§ Problem details
Each line below should be repeated exactly as it stands.

--- Source material Enclosed Below ---

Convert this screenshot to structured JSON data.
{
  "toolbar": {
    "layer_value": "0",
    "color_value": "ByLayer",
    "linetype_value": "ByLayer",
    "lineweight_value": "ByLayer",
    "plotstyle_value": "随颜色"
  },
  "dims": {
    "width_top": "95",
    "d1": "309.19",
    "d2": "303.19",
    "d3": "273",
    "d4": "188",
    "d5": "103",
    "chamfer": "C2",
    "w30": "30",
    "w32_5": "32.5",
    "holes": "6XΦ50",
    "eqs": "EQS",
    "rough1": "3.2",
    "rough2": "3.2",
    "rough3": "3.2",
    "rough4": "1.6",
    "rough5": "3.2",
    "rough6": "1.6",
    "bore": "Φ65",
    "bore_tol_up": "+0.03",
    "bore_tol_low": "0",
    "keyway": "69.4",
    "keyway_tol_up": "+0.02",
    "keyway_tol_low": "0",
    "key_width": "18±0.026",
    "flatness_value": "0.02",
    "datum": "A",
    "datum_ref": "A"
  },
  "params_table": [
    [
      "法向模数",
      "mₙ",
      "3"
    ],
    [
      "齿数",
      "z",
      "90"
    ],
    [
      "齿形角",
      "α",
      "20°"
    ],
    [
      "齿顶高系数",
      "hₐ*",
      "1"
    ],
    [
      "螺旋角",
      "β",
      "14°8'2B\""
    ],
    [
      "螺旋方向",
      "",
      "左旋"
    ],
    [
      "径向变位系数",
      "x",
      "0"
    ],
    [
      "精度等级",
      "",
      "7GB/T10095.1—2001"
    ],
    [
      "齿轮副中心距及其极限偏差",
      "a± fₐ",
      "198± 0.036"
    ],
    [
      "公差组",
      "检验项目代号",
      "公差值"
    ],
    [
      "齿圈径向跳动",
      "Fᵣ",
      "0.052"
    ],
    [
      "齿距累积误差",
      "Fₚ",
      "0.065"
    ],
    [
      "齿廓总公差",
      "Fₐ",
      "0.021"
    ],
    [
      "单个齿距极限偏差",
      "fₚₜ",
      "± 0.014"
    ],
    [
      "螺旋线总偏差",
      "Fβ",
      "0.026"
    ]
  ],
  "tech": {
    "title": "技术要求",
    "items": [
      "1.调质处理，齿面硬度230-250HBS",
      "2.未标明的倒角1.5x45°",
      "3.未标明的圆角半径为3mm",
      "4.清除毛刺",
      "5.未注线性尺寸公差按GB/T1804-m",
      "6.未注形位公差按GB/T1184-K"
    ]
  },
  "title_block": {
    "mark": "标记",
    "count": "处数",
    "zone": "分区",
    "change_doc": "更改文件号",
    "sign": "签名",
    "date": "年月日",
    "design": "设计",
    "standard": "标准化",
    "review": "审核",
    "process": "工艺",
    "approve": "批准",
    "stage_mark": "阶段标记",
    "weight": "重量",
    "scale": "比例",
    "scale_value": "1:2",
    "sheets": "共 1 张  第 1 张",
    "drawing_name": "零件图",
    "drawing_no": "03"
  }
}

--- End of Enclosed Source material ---

§ Response to the task
Convert this screenshot to structured JSON data.
{
  "toolbar": {
    "layer_value": "0",
    "color_value": "ByLayer",
    "linetype_value": "ByLayer",
    "lineweight_value": "ByLayer",
    "plotstyle_value": "随颜色"
  },
  "dims": {
    "width_top": "95",
    "d1": "309.19",
    "d2": "303.19",
    "d3": "273",
    "d4": "188",
    "d5": "103",
    "chamfer": "C2",
    "w30": "30",
    "w32_5": "32.5",
    "holes": "6XΦ50",
    "eqs": "EQS",
    "rough1": "3.2",
    "rough2": "3.2",
    "rough3": "3.2",
    "rough4": "1.6",
    "rough5": "3.2",
    "rough6": "1.6",
    "bore": "Φ65",
    "bore_tol_up": "+0.03",
    "bore_tol_low": "0",
    "keyway": "69.4",
    "keyway_tol_up": "+0.02",
    "keyway_tol_low": "0",
    "key_width": "18±0.026",
    "flatness_value": "0.02",
    "datum": "A",
    "datum_ref": "A"
  },
  "params_table": [
    [
      "法向模数",
      "mₙ",
      "3"
    ],
    [
      "齿数",
      "z",
      "90"
    ],
    [
      "齿形角",
      "α",
      "20°"
    ],
    [
      "齿顶高系数",
      "hₐ*",
      "1"
    ],
    [
      "螺旋角",
      "β",
      "14°8'2B\""
    ],
    [
      "螺旋方向",
      "",
      "左旋"
    ],
    [
      "径向变位系数",
      "x",
      "0"
    ],
    [
      "精度等级",
      "",
      "7GB/T10095.1—2001"
    ],
    [
      "齿轮副中心距及其极限偏差",
      "a± fₐ",
      "198± 0.036"
    ],
    [
      "公差组",
      "检验项目代号",
      "公差值"
    ],
    [
      "齿圈径向跳动",
      "Fᵣ",
      "0.052"
    ],
    [
      "齿距累积误差",
      "Fₚ",
      "0.065"
    ],
    [
      "齿廓总公差",
      "Fₐ",
      "0.021"
    ],
    [
      "单个齿距极限偏差",
      "fₚₜ",
      "± 0.014"
    ],
    [
      "螺旋线总偏差",
      "Fβ",
      "0.026"
    ]
  ],
  "tech": {
    "title": "技术要求",
    "items": [
      "1.调质处理，齿面硬度230-250HBS",
      "2.未标明的倒角1.5x45°",
      "3.未标明的圆角半径为3mm",
      "4.清除毛刺",
      "5.未注线性尺寸公差按GB/T1804-m",
      "6.未注形位公差按GB/T1184-K"
    ]
  },
  "title_block": {
    "mark": "标记",
    "count": "处数",
    "zone": "分区",
    "change_doc": "更改文件号",
    "sign": "签名",
    "date": "年月日",
    "design": "设计",
    "standard": "标准化",
    "review": "审核",
    "process": "工艺",
    "approve": "批准",
    "stage_mark": "阶段标记",
    "weight": "重量",
    "scale": "比例",
    "scale_value": "1:2",
    "sheets": "共 1 张  第 1 张",
    "drawing_name": "零件图",
    "drawing_no": "03"
  }
}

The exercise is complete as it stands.